What steered you back towards university and study after retirement?
Several factors really. Initially a desire to ‘know’ more about aspects of women’s work and finding a dearth of written history I translated that into taking on a Masters degree to record their contribution. This also satisfied my desire to keep my brain active by learning – about research, about technology and about writing.
Once I started I didn’t want to stop. Research for me became addictive and the university atmosphere, being surrounded by learning and resources and young people was exciting.
I had always loved history and now I had the opportunity to pursue it.
Do you have any recommendations for similar books to yours if someone wanted to read more on this topic?
As far as I know there is no other book that covers all of the women we are aware of to date, throughout the WWI period. But these books look at the service of particular women:

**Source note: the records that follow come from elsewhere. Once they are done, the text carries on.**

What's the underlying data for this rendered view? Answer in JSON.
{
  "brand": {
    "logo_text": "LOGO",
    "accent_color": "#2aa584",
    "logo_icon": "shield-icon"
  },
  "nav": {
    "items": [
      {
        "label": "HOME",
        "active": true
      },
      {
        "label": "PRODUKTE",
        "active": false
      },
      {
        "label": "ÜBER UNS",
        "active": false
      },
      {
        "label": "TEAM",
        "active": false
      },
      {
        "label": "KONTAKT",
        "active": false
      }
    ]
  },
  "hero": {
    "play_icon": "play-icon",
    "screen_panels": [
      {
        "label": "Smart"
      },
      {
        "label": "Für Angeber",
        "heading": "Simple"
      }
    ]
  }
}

- Ruth Lee Woman War Doctor, the Life of Mary De Garis, Australian Scholarly Publishing.
- Susanna De Vries Heroic Australian Women in War, Harper Collins
- Susan J Neuhaus & Sharon Mascall-Dare, Not For Glory, A century of service by medical women to the Australian Army and its Allies, Boolarong Press
- And everyone should read Vera Brittain’s Testament of Youth. Everyone.
What is your favourite book? Why?
Can I have ten favourite books? OK – maybe Hilary Mantel’s Wolf Hall, or anything she writes. Because I am fascinated with how she gets into the heads of people who existed several hundred years ago. I wish I could do that! And she puts so much research into her writing.
AND anything written by Inga Clendinnen and Brenda Niall.
Have you ever travelled for research….
To Wellington New Zealand to their National Library to delve into Dr Agnes Bennett’s wonderful photo albums of her wartime experience in Northern Macedonia with the 3rd Serbian Army. To the SL of Q to read Dr Eleanor Bourne’s handwritten account of her service at the Endell Street Military Hospital and to Adelaide’s SL of SA for Dr Laura Fowler Hope’s diary of her time with the Scottish Women’s Hospital and as a POW.
It’s always very exciting to hold in your hands the albums and writings created a century ago by the women you are hoping to ‘know’.
What’s your next project?
Not sure yet. But there were hundreds of other Australian women who volunteered during the Great War for all kinds of service and I would like to write about them too. Munitions workers, ambulance drivers, Red Cross workers, VADs, orderlies, etc etc.
So a big thank you for Heather for being here on Upside-Down Books and I can’t wait for more books! If you want to find out more about the Women to the Front, read my full review HERE.
Do you read non-fiction? What type?